═════ Provided data ═════
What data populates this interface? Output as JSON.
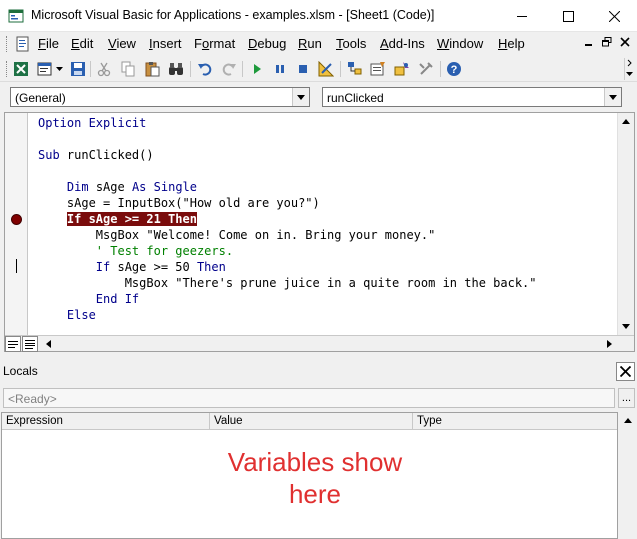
{
  "window": {
    "title": "Microsoft Visual Basic for Applications - examples.xlsm - [Sheet1 (Code)]",
    "minimize_glyph": "—",
    "maximize_glyph": "☐",
    "close_glyph": "✕"
  },
  "menu": {
    "items": [
      {
        "label": "File",
        "u": "F",
        "rest": "ile"
      },
      {
        "label": "Edit",
        "u": "E",
        "rest": "dit"
      },
      {
        "label": "View",
        "u": "V",
        "rest": "iew"
      },
      {
        "label": "Insert",
        "u": "I",
        "rest": "nsert"
      },
      {
        "label": "Format",
        "u": "F",
        "rest": "ormat",
        "pre": "",
        "uidx": 1
      },
      {
        "label": "Debug",
        "u": "D",
        "rest": "ebug"
      },
      {
        "label": "Run",
        "u": "R",
        "rest": "un"
      },
      {
        "label": "Tools",
        "u": "T",
        "rest": "ools"
      },
      {
        "label": "Add-Ins",
        "u": "A",
        "rest": "dd-Ins"
      },
      {
        "label": "Window",
        "u": "W",
        "rest": "indow"
      },
      {
        "label": "Help",
        "u": "H",
        "rest": "elp"
      }
    ],
    "mdi_minimize": "_",
    "mdi_restore": "❐",
    "mdi_close": "×"
  },
  "combos": {
    "object": "(General)",
    "procedure": "runClicked"
  },
  "code": {
    "lines": [
      "Option Explicit",
      "",
      "Sub runClicked()",
      "",
      "    Dim sAge As Single",
      "    sAge = InputBox(\"How old are you?\")",
      "    If sAge >= 21 Then",
      "        MsgBox \"Welcome! Come on in. Bring your money.\"",
      "        ' Test for geezers.",
      "        If sAge >= 50 Then",
      "            MsgBox \"There's prune juice in a quite room in the back.\"",
      "        End If",
      "    Else"
    ]
  },
  "locals": {
    "title": "Locals",
    "status": "<Ready>",
    "columns": [
      "Expression",
      "Value",
      "Type"
    ],
    "close_glyph": "✕",
    "ellipsis": "..."
  },
  "annotation": {
    "line1": "Variables show",
    "line2": "here"
  },
  "colors": {
    "keyword": "#00008b",
    "comment": "#008000",
    "breakpoint": "#800000",
    "breakpoint_highlight": "#7a0c0c",
    "annotation": "#e03030"
  }
}
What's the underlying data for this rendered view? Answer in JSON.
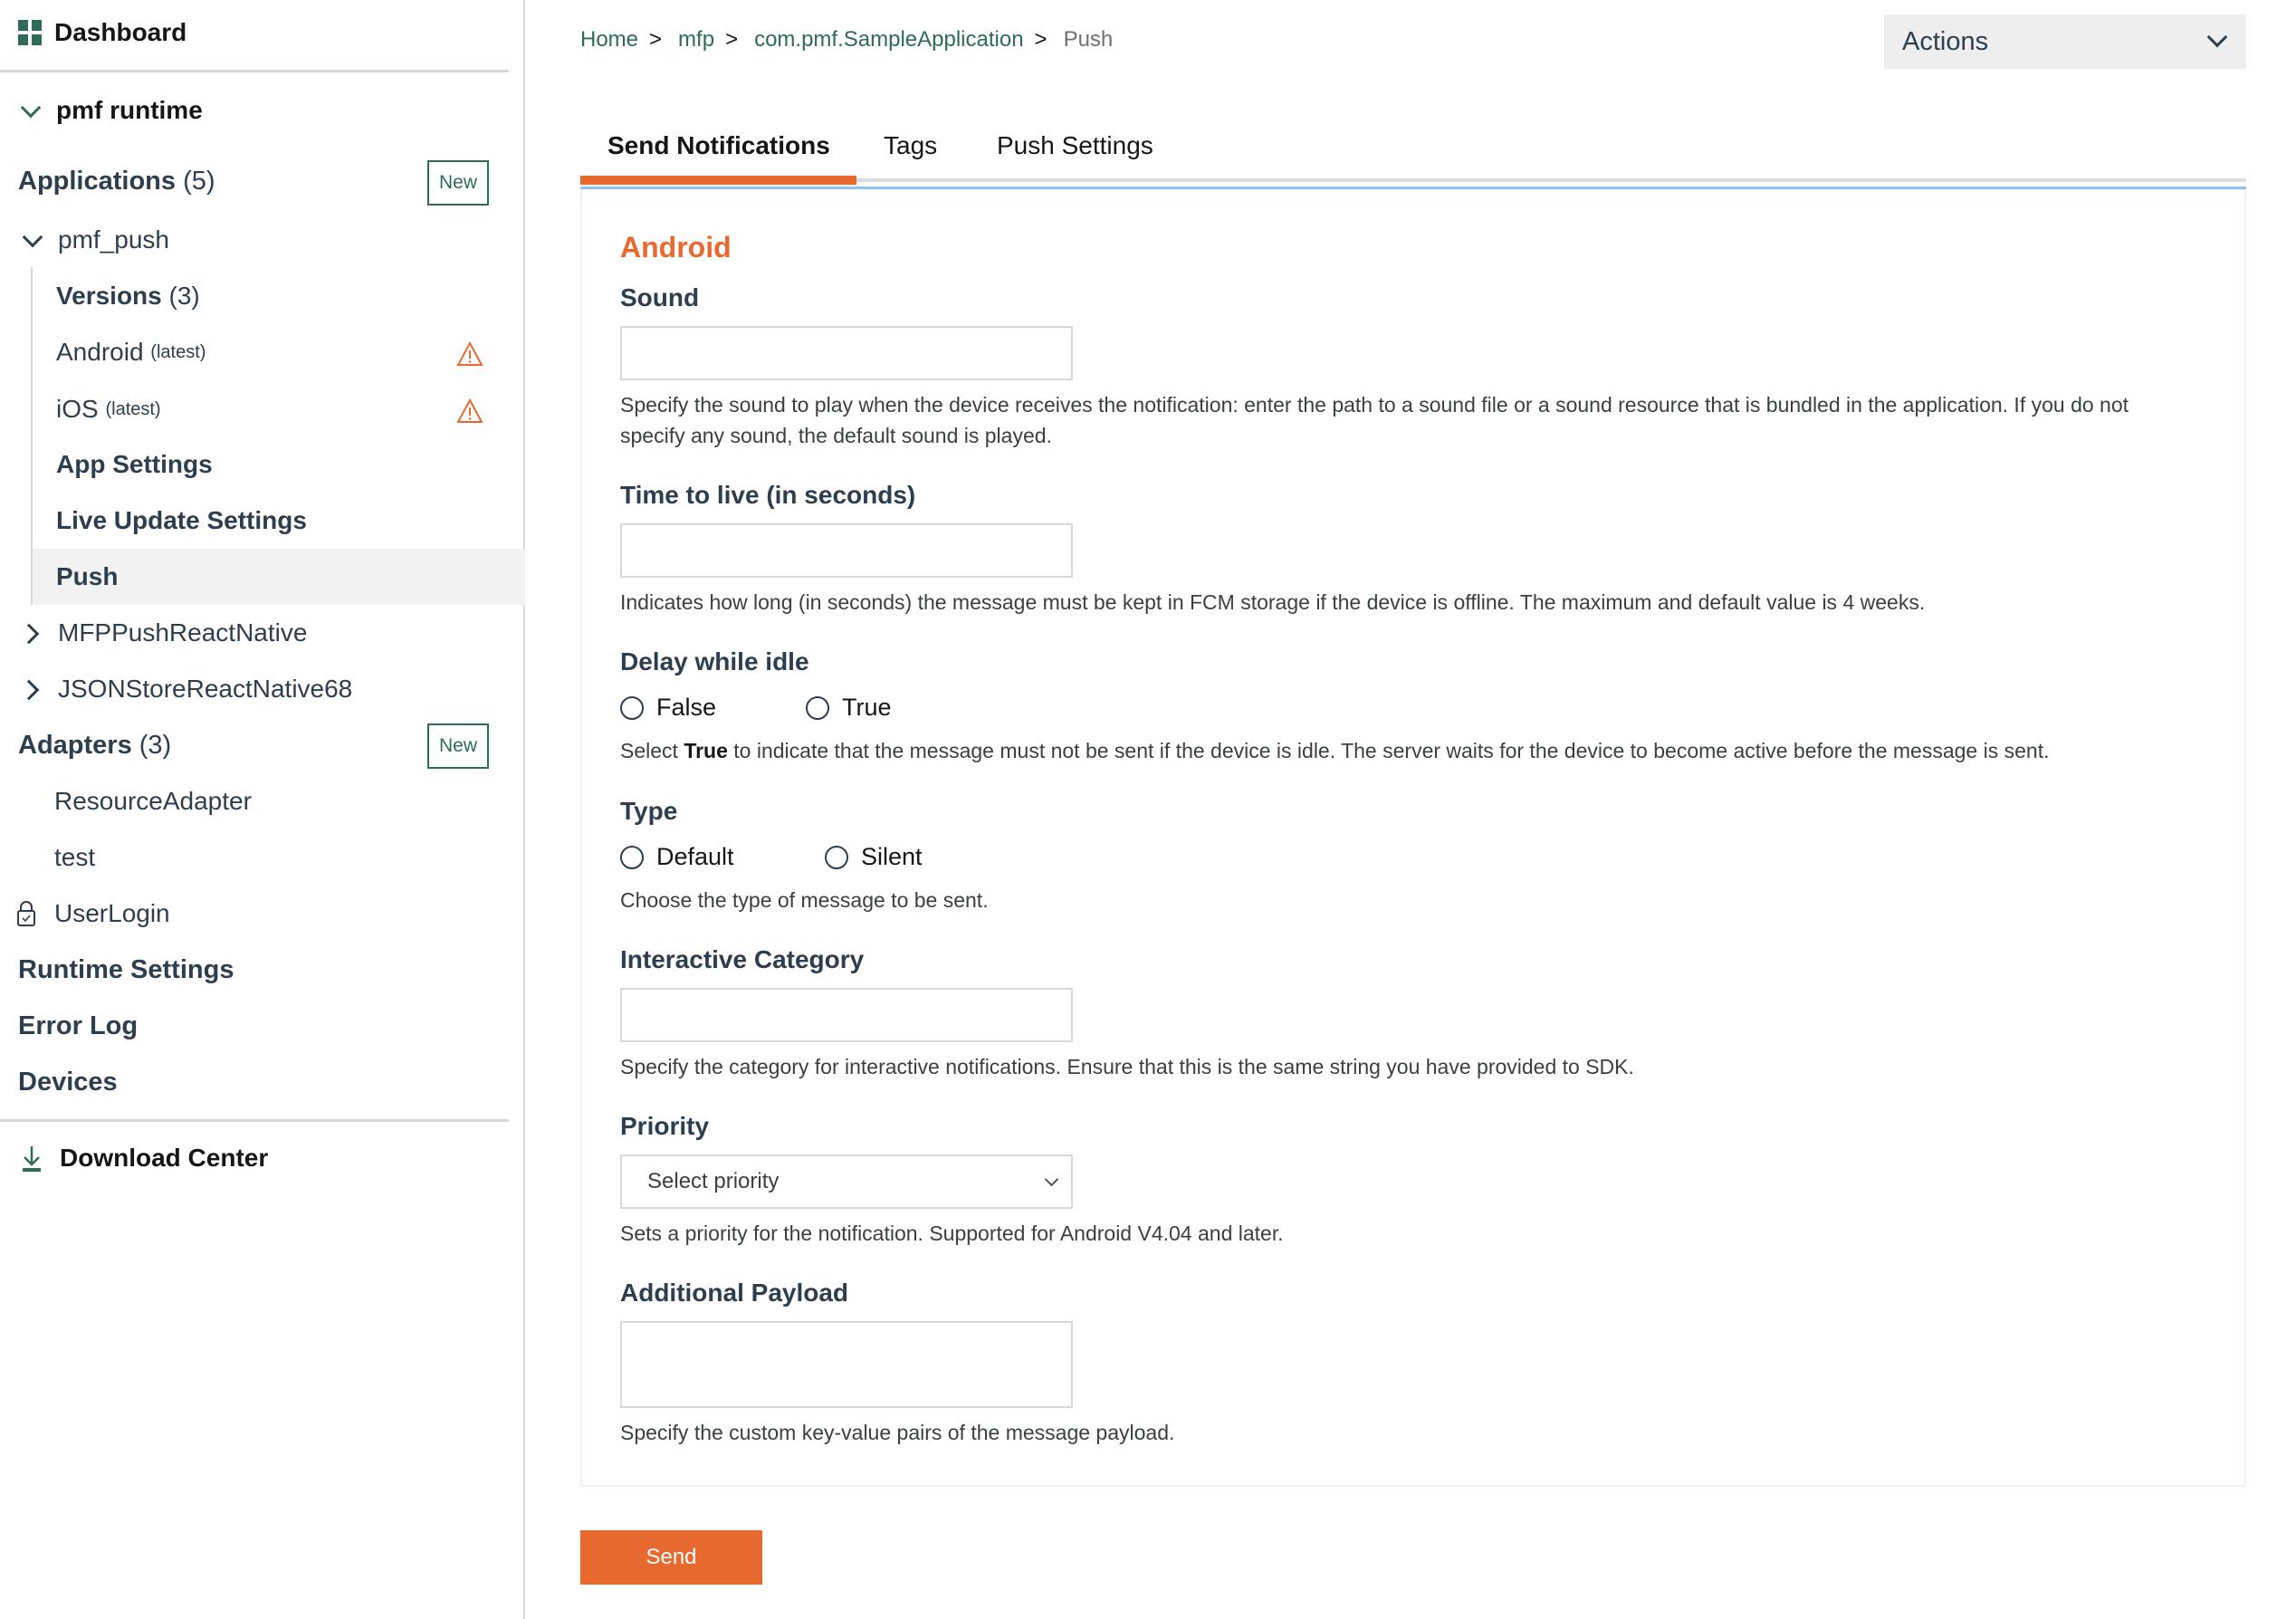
{
  "sidebar": {
    "dashboard": "Dashboard",
    "runtime": "pmf runtime",
    "applications": {
      "label": "Applications",
      "count": "(5)",
      "new_label": "New"
    },
    "app_expanded": "pmf_push",
    "app_children": {
      "versions": {
        "label": "Versions",
        "count": "(3)"
      },
      "android": {
        "label": "Android",
        "tag": "(latest)"
      },
      "ios": {
        "label": "iOS",
        "tag": "(latest)"
      },
      "app_settings": "App Settings",
      "live_update": "Live Update Settings",
      "push": "Push"
    },
    "other_apps": [
      "MFPPushReactNative",
      "JSONStoreReactNative68"
    ],
    "adapters": {
      "label": "Adapters",
      "count": "(3)",
      "new_label": "New"
    },
    "adapter_items": [
      "ResourceAdapter",
      "test",
      "UserLogin"
    ],
    "runtime_settings": "Runtime Settings",
    "error_log": "Error Log",
    "devices": "Devices",
    "download_center": "Download Center"
  },
  "breadcrumb": {
    "items": [
      "Home",
      "mfp",
      "com.pmf.SampleApplication"
    ],
    "separator": ">",
    "current": "Push"
  },
  "actions": {
    "label": "Actions"
  },
  "tabs": [
    {
      "label": "Send Notifications",
      "active": true
    },
    {
      "label": "Tags",
      "active": false
    },
    {
      "label": "Push Settings",
      "active": false
    }
  ],
  "colors": {
    "accent": "#e8692f",
    "brand_green": "#2e6b5b",
    "text_dark": "#2d3e4f",
    "tab_divider": "#8cc3ef"
  },
  "form": {
    "section_title": "Android",
    "sound": {
      "label": "Sound",
      "value": "",
      "help": "Specify the sound to play when the device receives the notification: enter the path to a sound file or a sound resource that is bundled in the application. If you do not specify any sound, the default sound is played."
    },
    "ttl": {
      "label": "Time to live (in seconds)",
      "value": "",
      "help": "Indicates how long (in seconds) the message must be kept in FCM storage if the device is offline. The maximum and default value is 4 weeks."
    },
    "delay": {
      "label": "Delay while idle",
      "options": [
        "False",
        "True"
      ],
      "help_prefix": "Select ",
      "help_bold": "True",
      "help_suffix": " to indicate that the message must not be sent if the device is idle. The server waits for the device to become active before the message is sent."
    },
    "type": {
      "label": "Type",
      "options": [
        "Default",
        "Silent"
      ],
      "help": "Choose the type of message to be sent."
    },
    "interactive": {
      "label": "Interactive Category",
      "value": "",
      "help": "Specify the category for interactive notifications. Ensure that this is the same string you have provided to SDK."
    },
    "priority": {
      "label": "Priority",
      "selected": "Select priority",
      "help": "Sets a priority for the notification. Supported for Android V4.04 and later."
    },
    "payload": {
      "label": "Additional Payload",
      "value": "",
      "help": "Specify the custom key-value pairs of the message payload."
    }
  },
  "send_label": "Send"
}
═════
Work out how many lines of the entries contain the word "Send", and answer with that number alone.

_Response below:_
2